Preschool is vital for a child’s development because it gives them the social and educational skills they need to achieve at school.

Over 95% of four-year-olds in Australia are enrolled in a government-funded program of 15 hours per week of preschool. But this is under threat from the Federal Government who won’t guarantee its share of the funding beyond 2017.

That’s why the AEU has launched its ‘Protect Our Preschools’ campaign – calling on the Federal Government to guarantee ongoing funding for preschools and end the uncertainty facing parents and staff.

If you want to find out more about the campaign, and sign the petition to Malcolm Turnbull visit www.protectourpreschools.com.au

The lack of certainty around funding stops preschools from being able to plan for the future and this puts educators jobs at risk.

Australia already lags behind the rest of the developed world in provision of preschool. We don’t need to go backwards, we need to work to extend government-funded preschool to three-year-olds as already happens in New Zealand and many European countries.

AEU Federal President Correna Haythorpe said that all children deserved access to quality preschool to help prepare them for school.

“Research shows quality preschool is the best preparation for a life of learning. It boosts readiness for school and lifts results in the long-term.

“Why would the Federal Government even consider cutting funding from programs that are delivering huge benefits to children?

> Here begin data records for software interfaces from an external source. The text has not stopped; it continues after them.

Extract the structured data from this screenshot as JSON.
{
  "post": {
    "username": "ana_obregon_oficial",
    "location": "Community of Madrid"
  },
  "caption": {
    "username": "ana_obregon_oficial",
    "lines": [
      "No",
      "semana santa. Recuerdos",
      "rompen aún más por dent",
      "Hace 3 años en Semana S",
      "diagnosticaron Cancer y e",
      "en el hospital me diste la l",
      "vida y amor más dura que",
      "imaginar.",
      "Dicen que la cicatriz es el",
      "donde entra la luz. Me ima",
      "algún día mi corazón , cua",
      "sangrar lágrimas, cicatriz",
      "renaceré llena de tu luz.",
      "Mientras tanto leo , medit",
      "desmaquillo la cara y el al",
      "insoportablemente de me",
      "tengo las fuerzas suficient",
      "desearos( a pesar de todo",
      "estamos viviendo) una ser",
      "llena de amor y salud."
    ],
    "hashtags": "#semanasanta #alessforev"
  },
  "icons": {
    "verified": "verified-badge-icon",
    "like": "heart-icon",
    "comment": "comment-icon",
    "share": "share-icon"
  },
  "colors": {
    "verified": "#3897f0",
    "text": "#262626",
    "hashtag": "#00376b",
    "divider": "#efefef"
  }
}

“Every child deserves a head start on learning and access to 15 hours a week of preschool, taught by a university trained teacher.

“This campaign gives parents and educators a voice to tell the Turnbull Government that all children deserve 15 hours of preschool.

“We will be encouraging supporters to sign our petition, fill out postcards which will be delivered to politicians and spread the word about the threat to quality preschool.”

Australia already invests far less in early childhood education than the OECD average: our funding accounts for just 0.5% of GDP compared to the OECD average of 0.8%.

This flies in the face of research that finds that preschool is cost-effective way of lifting school performance.

Dr Stacey Fox from the University of Victoria's Mitchell Institute said other OECD countries had extended preschool and educational outcomes had improved.

"We've looked across the international research literature. We've spoken to preschool teachers and child development experts in Australia and there's an overwhelming consensus that two years of preschool gives children the best start," Dr Fox said.

She described preschool as a ‘wonder drug’ which could lift every aspect of a child’s development.

Even the economists at the Productivity Commission support government-funded preschool, saying that: “Universal access to a preschool program in the year before children start school should continue to be supported by all governments as a key measure for child development and transition to school.”

Ms Haythorpe said the Protect Our Preschools campaign would promote the value of preschool to put further pressure on the Federal Government to provide long-term funding.

“Education Minister Simon Birmingham has spoken repeatedly about the benefits of preschool, he needs to do more than talk, he needs to give preschools the funding certainty they need.

“The AEU, its members and supporters have already campaigned successfully on two occasions for preschool funding to be extended. But short-term extensions are not good enough, our children deserve guaranteed access to quality preschool and educators deserve certainty about their future.”